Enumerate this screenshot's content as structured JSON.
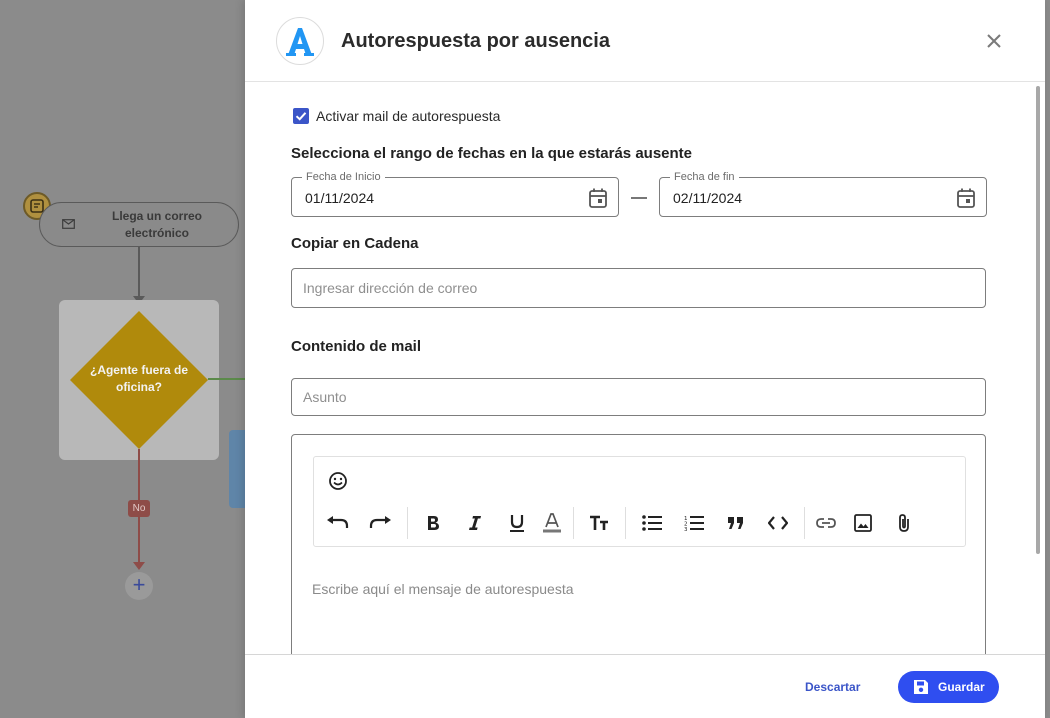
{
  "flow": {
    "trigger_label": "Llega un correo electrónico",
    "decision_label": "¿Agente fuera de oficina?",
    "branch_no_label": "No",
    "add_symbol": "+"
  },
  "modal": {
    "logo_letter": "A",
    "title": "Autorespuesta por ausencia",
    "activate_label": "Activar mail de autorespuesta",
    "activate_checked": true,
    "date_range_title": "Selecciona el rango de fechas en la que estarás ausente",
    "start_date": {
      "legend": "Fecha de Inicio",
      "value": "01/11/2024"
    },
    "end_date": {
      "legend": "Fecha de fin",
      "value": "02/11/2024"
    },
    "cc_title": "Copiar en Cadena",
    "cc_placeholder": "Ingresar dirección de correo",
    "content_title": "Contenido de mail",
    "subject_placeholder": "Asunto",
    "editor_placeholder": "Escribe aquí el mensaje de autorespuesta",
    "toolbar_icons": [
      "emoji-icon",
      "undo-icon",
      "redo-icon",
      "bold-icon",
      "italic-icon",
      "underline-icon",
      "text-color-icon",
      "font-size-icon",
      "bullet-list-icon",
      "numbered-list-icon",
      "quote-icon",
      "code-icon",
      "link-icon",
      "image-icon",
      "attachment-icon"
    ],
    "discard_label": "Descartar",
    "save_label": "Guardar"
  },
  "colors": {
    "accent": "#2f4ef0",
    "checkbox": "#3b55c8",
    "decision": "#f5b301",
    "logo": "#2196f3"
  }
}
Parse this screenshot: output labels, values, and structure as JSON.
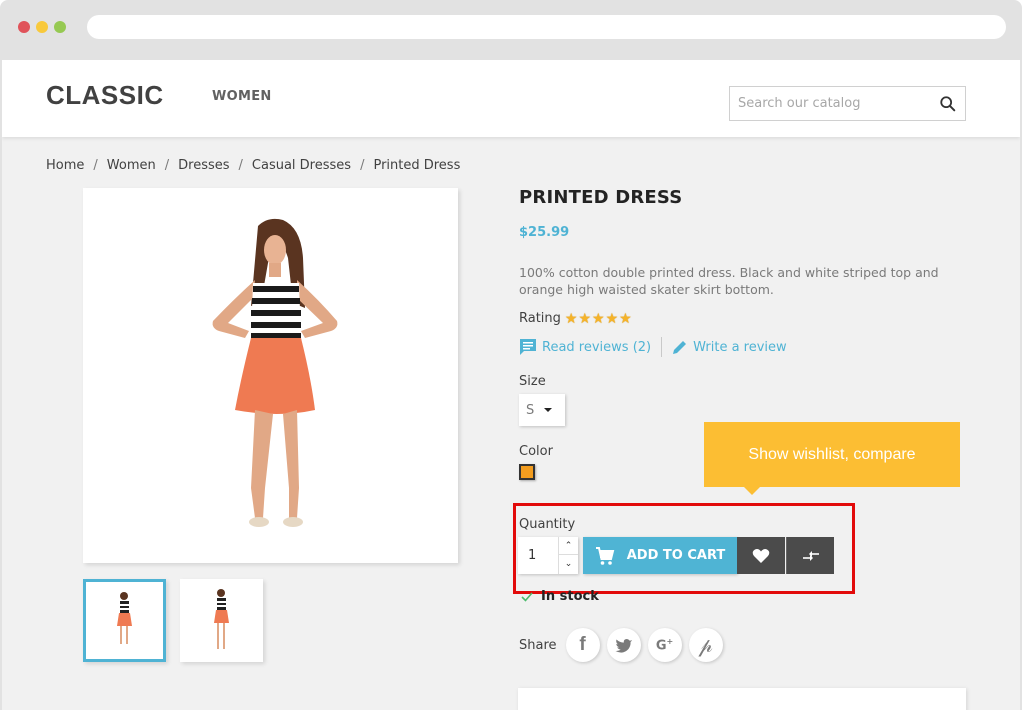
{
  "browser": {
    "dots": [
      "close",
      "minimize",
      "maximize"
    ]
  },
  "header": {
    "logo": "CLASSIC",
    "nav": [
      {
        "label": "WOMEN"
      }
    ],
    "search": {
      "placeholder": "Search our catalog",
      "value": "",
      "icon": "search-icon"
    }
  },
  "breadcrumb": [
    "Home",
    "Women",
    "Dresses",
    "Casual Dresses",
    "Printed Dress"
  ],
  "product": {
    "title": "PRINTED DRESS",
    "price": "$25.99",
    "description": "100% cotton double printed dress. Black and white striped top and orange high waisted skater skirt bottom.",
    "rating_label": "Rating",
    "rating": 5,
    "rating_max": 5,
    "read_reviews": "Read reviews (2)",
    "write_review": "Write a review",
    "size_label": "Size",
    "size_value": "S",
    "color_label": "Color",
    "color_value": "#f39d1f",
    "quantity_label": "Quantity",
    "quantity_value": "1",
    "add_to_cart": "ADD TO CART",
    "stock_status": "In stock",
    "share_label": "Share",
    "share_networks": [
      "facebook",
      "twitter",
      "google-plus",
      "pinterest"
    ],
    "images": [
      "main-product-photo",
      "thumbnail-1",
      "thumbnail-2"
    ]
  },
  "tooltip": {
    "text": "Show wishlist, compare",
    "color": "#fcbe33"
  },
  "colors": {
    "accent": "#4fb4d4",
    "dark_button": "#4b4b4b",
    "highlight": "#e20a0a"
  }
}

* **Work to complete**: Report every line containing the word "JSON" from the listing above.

* **Completed exercise**:
Enumerate this screenshot's content as structured JSON.
Parse this screenshot: output labels, values, and structure as JSON.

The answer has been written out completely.